The Limits of Religious Liberties

The recent flap about the contraception issue & the Catholic hierarchy & the Obama folks is reaching new levels of absurdity - and the reduction of that absurdity to even greater absurdity is satirized in a comic in today's NY Times.

While this was going on I was on travel/returning from Japan on business.  My travel reading was "Under the Banner of Heaven" by Jon Krakauer, which intertwines the doings of Fundamentalist Mormons with the historical Mormons.  I have to say, after reading that book, that I would not be very likely to vote for someone very far up in the Mormon hierarchy for any political office.

If it offends anyone, well, not much can be done, but when religious figures seek to impose their viewpoints on the behavior of others, whether it's through the clumsy efforts of the Catholic hierarchy to complain about other people's sexual behavior, or the Mormon church's efforts to rein in criticism of it by their members efforts at honestly discussing that church's history, reasonable people should object.

The Catholic church still hasn't quite accepted its institutional complicity in the physical and sexual abuse of untold numbers of children and teens.  The Mormon church still denies any official responsibility for their role in the Mountain Meadows Massacre.

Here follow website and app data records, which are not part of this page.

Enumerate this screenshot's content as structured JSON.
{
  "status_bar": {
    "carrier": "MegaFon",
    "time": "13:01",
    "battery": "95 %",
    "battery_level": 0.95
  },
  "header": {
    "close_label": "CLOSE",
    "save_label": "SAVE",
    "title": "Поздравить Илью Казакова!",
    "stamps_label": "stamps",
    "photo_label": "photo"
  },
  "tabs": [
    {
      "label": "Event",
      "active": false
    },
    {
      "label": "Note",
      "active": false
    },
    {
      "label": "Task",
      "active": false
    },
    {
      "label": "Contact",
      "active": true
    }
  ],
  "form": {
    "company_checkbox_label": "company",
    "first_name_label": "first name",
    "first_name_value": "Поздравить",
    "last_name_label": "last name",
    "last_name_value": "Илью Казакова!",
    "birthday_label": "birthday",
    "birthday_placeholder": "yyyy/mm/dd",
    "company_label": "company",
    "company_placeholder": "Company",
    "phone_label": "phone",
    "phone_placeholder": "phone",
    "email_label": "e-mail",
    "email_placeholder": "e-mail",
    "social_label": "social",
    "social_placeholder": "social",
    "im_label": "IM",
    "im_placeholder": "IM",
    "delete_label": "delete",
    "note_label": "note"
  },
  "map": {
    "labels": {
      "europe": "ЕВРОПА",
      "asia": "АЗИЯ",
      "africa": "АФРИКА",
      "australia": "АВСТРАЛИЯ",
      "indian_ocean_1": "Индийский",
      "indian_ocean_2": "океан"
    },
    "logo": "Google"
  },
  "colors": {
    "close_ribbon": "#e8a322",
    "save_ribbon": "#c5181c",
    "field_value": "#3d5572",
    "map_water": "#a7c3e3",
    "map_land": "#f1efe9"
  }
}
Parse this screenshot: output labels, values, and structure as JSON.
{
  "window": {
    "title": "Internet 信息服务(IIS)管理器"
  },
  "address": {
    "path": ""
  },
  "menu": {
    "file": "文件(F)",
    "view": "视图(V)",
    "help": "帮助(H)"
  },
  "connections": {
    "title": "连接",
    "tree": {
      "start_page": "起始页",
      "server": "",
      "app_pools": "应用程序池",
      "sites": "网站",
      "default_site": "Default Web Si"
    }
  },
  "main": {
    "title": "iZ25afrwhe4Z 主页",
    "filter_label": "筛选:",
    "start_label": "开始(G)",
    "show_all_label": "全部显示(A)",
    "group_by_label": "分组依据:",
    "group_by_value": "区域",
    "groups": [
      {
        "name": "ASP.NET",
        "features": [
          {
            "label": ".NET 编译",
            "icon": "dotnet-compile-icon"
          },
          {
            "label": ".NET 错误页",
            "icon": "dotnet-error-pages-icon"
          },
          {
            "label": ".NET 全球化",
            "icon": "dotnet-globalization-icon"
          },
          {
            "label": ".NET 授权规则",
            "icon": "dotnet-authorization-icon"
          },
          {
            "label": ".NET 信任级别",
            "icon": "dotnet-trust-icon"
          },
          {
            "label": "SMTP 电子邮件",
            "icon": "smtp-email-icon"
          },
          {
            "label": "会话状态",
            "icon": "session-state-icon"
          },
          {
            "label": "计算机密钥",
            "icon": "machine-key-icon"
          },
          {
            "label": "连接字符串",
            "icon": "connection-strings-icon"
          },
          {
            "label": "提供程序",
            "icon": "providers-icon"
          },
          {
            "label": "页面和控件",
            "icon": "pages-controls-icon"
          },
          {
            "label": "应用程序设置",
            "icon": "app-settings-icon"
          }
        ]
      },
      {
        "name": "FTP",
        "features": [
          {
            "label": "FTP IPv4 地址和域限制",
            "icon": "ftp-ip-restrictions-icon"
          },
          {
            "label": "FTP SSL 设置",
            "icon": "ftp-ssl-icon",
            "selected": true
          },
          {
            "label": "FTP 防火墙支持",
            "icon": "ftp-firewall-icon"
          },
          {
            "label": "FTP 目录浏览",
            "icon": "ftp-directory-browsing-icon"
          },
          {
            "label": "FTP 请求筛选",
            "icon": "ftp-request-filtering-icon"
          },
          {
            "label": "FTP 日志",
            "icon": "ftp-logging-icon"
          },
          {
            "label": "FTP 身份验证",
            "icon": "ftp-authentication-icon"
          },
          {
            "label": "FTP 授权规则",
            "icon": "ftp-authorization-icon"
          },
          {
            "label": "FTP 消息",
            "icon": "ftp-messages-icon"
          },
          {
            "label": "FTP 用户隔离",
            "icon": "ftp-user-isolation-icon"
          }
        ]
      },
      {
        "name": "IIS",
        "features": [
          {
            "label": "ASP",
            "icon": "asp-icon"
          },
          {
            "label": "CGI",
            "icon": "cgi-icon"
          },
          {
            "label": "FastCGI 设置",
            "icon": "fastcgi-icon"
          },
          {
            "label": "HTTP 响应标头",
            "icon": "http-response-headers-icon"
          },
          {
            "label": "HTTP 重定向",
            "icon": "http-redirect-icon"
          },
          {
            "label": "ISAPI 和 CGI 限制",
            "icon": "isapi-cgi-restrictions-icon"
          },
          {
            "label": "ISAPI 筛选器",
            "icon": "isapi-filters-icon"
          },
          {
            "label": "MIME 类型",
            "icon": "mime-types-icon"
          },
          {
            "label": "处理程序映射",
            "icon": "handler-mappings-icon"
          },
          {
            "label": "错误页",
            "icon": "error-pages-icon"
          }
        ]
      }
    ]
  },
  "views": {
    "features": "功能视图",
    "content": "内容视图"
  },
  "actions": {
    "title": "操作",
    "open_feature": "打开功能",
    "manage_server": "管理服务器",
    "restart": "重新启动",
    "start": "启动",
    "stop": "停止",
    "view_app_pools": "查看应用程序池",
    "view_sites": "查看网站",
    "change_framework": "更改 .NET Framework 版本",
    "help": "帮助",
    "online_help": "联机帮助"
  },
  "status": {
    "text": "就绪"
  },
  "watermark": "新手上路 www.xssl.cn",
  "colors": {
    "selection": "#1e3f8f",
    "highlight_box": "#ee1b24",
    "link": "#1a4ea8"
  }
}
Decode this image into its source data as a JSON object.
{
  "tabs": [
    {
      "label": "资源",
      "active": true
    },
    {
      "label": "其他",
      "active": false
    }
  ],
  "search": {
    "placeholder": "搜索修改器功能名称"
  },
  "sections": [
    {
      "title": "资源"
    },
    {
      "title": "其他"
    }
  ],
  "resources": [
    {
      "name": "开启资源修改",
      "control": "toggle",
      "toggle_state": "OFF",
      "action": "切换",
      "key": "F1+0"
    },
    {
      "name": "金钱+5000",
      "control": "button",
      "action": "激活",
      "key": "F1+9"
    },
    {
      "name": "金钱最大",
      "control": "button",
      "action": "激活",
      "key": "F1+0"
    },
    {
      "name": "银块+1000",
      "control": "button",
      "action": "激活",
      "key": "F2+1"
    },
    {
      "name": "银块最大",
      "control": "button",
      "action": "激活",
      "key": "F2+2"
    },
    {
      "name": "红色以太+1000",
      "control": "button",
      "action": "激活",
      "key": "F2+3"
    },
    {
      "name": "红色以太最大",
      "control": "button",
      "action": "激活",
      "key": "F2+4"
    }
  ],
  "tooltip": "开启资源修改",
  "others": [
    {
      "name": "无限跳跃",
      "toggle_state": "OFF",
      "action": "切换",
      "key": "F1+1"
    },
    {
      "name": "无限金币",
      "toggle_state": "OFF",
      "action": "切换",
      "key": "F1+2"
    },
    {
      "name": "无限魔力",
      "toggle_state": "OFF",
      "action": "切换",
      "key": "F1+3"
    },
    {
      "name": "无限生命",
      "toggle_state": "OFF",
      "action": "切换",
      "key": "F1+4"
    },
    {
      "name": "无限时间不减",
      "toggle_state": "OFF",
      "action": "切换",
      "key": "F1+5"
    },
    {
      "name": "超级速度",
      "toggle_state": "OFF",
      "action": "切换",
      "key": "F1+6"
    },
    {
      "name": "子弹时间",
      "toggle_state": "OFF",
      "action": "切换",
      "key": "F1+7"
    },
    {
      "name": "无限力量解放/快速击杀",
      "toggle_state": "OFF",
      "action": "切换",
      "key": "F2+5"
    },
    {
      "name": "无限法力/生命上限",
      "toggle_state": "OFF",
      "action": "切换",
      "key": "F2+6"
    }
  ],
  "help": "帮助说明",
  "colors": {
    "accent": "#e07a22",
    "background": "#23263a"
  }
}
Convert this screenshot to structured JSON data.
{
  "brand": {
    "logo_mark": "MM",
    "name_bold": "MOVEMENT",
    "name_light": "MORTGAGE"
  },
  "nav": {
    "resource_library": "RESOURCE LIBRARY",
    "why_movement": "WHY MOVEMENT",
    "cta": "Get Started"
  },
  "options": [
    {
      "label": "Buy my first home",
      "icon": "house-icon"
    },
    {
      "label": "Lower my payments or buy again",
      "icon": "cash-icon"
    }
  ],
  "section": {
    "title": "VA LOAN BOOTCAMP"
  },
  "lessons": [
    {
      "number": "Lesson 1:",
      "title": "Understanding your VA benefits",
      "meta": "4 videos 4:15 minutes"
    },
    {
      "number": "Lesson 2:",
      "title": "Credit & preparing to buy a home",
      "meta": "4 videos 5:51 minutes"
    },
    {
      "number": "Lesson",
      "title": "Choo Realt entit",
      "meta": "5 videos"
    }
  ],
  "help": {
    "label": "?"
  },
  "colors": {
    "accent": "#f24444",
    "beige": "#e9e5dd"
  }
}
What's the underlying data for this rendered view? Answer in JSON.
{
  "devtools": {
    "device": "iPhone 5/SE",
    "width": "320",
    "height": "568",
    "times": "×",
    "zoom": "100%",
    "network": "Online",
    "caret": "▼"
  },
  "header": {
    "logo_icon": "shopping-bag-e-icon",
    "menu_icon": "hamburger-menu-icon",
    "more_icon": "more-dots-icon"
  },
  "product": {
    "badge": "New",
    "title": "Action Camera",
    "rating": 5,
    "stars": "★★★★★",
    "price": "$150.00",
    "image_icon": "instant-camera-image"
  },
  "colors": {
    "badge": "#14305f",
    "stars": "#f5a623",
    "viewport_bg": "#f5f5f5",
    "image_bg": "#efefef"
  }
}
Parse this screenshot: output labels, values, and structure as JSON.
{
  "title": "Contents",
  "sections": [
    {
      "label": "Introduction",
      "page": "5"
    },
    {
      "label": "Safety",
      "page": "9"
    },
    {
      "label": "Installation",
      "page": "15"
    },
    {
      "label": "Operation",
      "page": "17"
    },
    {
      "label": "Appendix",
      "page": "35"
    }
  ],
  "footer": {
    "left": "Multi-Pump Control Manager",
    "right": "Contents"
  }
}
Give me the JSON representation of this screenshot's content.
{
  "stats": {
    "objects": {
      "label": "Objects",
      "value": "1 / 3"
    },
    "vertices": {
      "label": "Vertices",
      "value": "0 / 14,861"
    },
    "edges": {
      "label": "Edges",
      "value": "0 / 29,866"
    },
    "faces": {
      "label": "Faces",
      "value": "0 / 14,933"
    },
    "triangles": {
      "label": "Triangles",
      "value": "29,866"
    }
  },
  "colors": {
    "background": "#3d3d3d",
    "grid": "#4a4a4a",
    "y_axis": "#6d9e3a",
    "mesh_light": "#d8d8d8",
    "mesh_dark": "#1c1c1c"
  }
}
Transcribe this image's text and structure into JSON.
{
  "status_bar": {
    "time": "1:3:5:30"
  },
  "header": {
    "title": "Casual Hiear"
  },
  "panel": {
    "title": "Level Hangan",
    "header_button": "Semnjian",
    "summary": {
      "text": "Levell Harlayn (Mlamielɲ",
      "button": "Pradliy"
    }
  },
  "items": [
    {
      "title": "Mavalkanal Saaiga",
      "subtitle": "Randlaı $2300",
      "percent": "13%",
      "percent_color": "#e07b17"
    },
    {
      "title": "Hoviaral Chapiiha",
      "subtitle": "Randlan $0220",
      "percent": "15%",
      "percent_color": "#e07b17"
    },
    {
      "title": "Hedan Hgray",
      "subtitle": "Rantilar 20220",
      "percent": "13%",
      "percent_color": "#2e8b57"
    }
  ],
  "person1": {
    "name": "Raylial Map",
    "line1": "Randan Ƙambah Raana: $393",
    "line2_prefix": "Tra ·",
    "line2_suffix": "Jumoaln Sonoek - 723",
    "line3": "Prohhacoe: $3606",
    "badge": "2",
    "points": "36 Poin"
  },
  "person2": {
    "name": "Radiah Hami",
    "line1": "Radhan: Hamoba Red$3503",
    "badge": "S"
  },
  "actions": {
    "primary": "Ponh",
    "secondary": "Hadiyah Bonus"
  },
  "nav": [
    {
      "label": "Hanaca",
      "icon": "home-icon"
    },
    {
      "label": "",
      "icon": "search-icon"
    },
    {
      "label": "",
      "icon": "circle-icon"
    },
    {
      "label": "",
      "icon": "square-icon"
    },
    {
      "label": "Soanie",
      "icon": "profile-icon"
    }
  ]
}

And regarding the latter, if you read Krakauer's book you can't but come to the conclusion that the Mormon culture bears a great deal of responsibility for the right-wing fringe in this country.

The simple fact is, the hierarchies of such organizations are acting out of hubris, greed for power when they posit themselves as some kind of moral arbiters whose "morality" gives them license to run roughshod over the obvious public good.

People can believe what they will, but when it comes to public policy, we should be doing things that benefit all. 

1 comment:

Petteri Sulonen said...

I find it odd how difficult it is for many people to understand that religious liberty does not include the liberty to impose your religious views on others. Seems so obvious to me.